■ **Try it**
Look below. Copy each line that has "buttons" in it.

■ **Provided data**
- - -
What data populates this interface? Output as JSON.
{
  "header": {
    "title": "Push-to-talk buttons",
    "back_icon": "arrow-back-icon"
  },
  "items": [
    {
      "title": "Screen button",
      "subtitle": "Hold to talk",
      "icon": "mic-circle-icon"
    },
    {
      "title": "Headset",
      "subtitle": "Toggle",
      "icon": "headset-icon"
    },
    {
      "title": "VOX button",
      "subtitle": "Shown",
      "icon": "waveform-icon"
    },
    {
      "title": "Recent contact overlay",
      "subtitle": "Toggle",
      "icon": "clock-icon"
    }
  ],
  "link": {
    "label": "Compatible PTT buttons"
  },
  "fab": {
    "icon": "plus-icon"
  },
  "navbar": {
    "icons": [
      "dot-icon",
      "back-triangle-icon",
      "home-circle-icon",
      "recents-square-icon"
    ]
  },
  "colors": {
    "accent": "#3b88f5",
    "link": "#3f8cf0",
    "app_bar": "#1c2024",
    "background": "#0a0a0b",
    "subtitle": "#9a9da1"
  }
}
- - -
■ **Output of the task**
    "title": "Push-to-talk buttons",
    "label": "Compatible PTT buttons"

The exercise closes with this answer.